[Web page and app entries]
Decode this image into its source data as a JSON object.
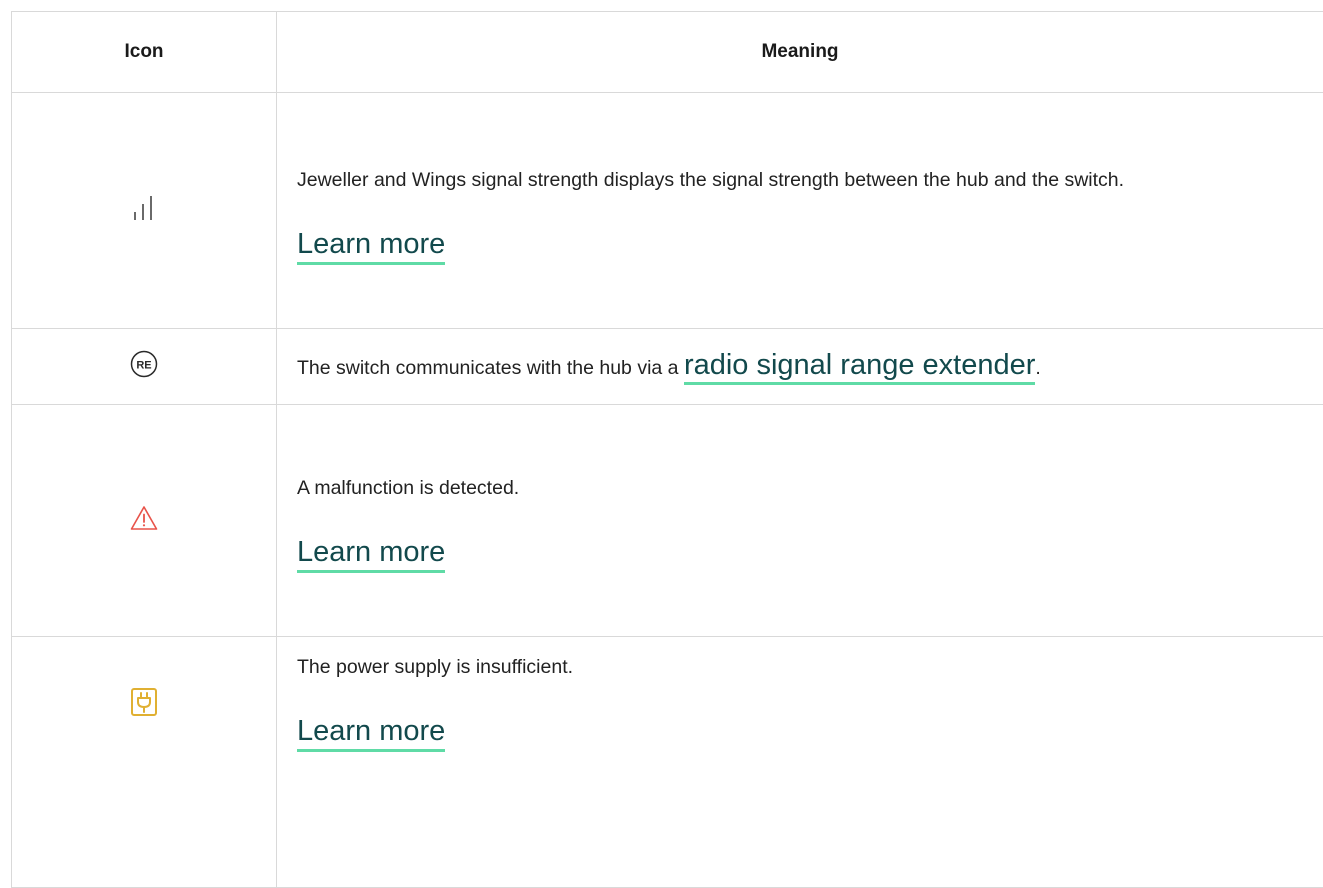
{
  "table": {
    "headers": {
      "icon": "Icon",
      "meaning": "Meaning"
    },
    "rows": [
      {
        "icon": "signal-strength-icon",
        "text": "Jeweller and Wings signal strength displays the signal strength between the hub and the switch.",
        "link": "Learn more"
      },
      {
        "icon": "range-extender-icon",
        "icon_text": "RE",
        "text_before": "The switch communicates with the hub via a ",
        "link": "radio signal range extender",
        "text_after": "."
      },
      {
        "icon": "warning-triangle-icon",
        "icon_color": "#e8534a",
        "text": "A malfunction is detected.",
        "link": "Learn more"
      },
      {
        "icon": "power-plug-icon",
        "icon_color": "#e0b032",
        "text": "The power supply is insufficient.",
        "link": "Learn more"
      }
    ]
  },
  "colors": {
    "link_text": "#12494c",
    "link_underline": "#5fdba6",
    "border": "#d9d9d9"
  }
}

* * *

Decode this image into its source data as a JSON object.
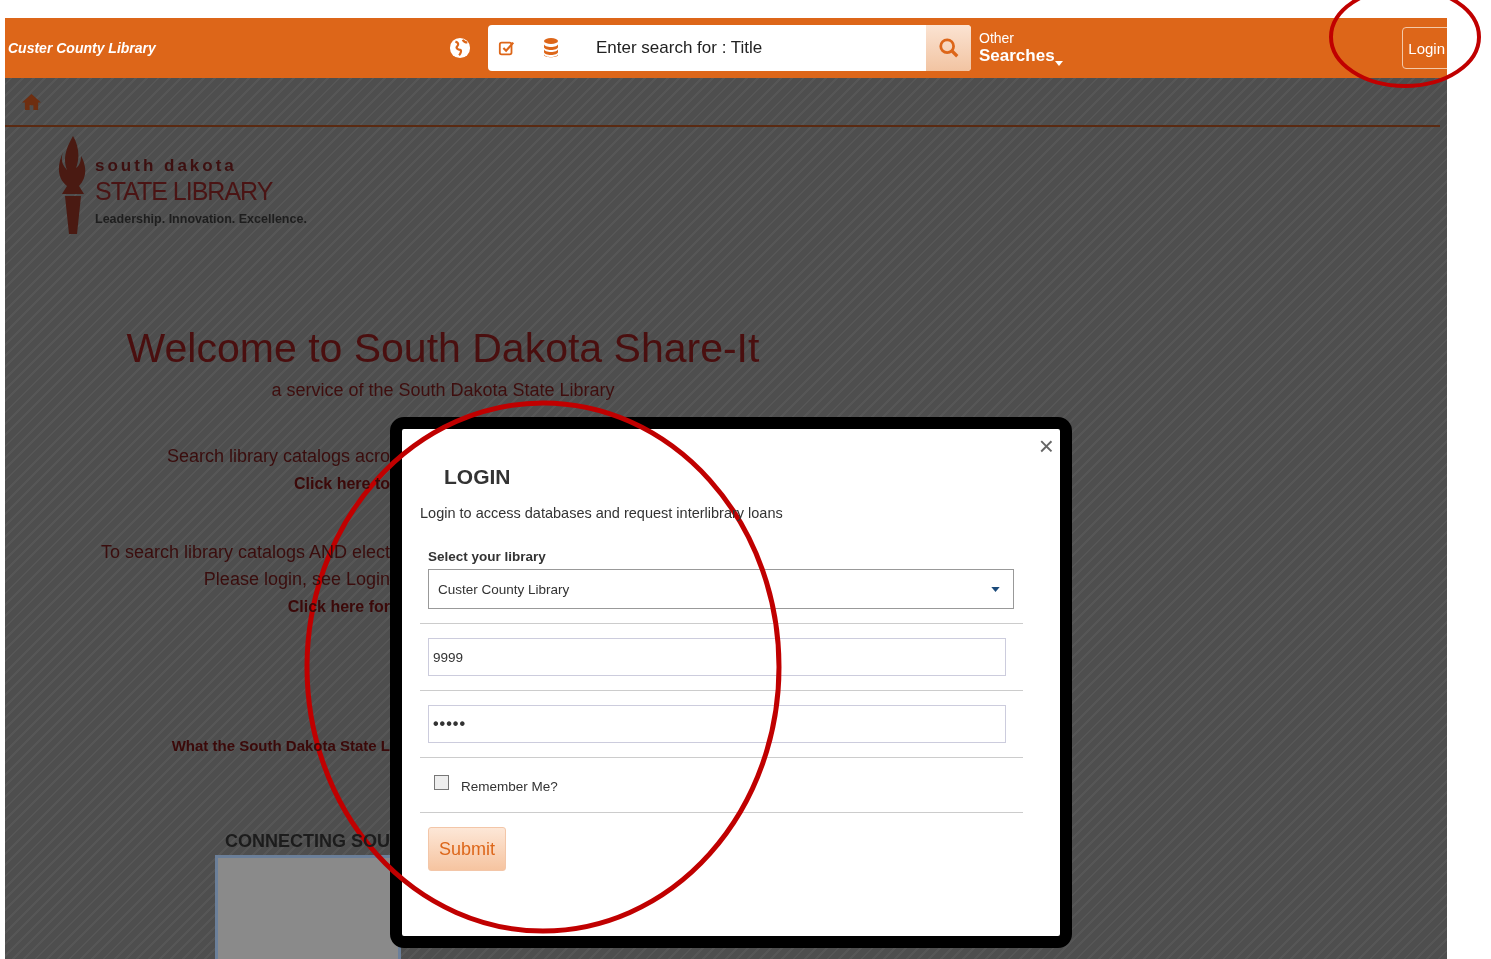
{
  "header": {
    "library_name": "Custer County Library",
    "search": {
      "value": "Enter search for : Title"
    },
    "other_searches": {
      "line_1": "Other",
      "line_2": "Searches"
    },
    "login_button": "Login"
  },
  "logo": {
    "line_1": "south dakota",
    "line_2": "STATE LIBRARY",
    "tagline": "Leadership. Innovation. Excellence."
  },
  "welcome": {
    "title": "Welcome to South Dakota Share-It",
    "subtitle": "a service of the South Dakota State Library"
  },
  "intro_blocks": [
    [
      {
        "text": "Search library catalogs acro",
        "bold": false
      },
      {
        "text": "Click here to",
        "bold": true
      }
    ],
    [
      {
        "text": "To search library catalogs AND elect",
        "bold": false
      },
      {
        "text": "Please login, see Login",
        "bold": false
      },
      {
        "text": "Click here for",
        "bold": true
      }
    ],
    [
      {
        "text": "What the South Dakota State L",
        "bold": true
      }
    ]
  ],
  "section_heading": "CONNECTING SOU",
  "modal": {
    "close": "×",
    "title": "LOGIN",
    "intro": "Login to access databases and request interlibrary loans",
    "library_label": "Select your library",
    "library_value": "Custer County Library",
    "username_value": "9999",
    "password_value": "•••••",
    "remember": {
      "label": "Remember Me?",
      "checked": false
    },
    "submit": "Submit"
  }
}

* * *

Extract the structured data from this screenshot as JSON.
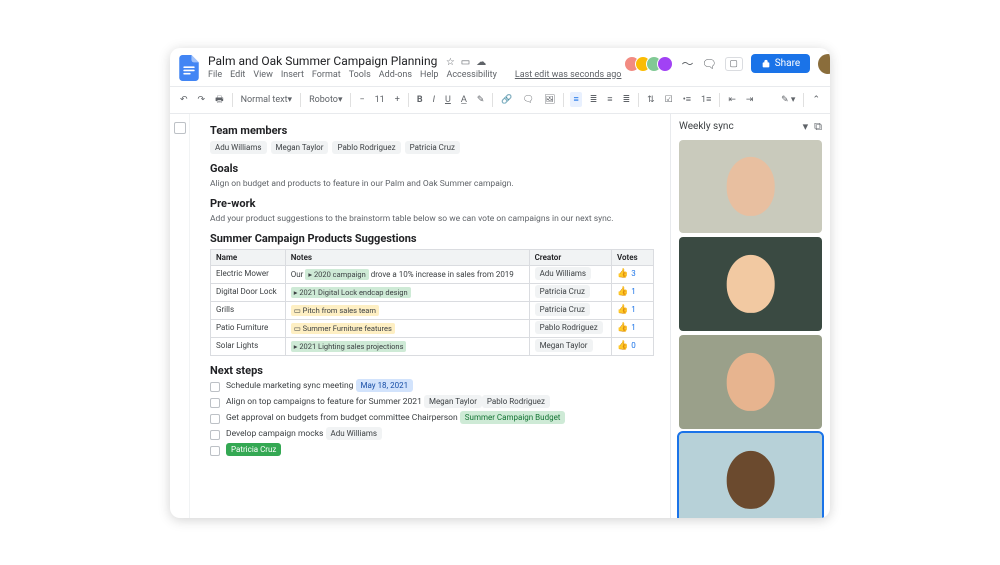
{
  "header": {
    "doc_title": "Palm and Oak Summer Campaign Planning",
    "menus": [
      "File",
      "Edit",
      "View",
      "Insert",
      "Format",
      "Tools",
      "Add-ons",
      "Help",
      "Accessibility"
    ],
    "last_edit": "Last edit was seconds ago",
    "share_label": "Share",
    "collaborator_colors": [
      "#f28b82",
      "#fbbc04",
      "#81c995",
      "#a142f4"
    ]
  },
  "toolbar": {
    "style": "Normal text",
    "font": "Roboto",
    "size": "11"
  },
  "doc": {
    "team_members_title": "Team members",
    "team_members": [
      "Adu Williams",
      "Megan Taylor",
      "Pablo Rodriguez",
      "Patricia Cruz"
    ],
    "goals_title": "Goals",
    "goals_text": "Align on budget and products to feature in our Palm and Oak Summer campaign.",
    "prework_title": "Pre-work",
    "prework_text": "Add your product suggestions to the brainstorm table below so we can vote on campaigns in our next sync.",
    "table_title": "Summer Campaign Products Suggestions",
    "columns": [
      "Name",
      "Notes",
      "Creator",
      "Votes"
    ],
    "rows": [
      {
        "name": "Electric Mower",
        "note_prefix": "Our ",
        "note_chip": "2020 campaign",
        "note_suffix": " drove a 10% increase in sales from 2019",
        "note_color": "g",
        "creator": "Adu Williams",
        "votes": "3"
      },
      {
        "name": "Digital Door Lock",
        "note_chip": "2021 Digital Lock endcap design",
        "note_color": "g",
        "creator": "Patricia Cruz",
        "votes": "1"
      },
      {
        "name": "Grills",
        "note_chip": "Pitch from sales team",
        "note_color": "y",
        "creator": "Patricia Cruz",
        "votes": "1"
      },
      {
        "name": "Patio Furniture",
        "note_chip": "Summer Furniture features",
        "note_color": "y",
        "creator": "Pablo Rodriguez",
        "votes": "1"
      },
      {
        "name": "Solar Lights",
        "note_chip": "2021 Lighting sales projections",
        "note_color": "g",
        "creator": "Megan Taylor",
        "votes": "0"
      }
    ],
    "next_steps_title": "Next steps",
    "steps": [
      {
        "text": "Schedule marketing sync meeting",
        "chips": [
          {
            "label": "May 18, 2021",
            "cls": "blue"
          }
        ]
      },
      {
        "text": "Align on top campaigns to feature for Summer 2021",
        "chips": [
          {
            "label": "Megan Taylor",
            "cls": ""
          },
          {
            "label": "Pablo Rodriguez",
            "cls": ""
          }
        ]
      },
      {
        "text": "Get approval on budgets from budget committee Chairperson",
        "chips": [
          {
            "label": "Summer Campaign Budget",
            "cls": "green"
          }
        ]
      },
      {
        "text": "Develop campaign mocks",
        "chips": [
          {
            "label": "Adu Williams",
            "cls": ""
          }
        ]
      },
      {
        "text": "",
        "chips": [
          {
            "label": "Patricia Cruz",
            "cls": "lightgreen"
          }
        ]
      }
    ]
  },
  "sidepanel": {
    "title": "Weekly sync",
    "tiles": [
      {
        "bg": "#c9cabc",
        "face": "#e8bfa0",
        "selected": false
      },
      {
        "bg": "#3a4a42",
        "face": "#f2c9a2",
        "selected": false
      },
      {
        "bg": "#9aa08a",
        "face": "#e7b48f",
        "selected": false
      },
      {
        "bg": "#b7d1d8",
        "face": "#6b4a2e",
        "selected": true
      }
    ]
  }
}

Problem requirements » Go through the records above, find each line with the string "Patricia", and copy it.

Response below »
      "Patricia Cruz"
        "creator": "Patricia Cruz",
        "creator": "Patricia Cruz",
            "label": "Patricia Cruz",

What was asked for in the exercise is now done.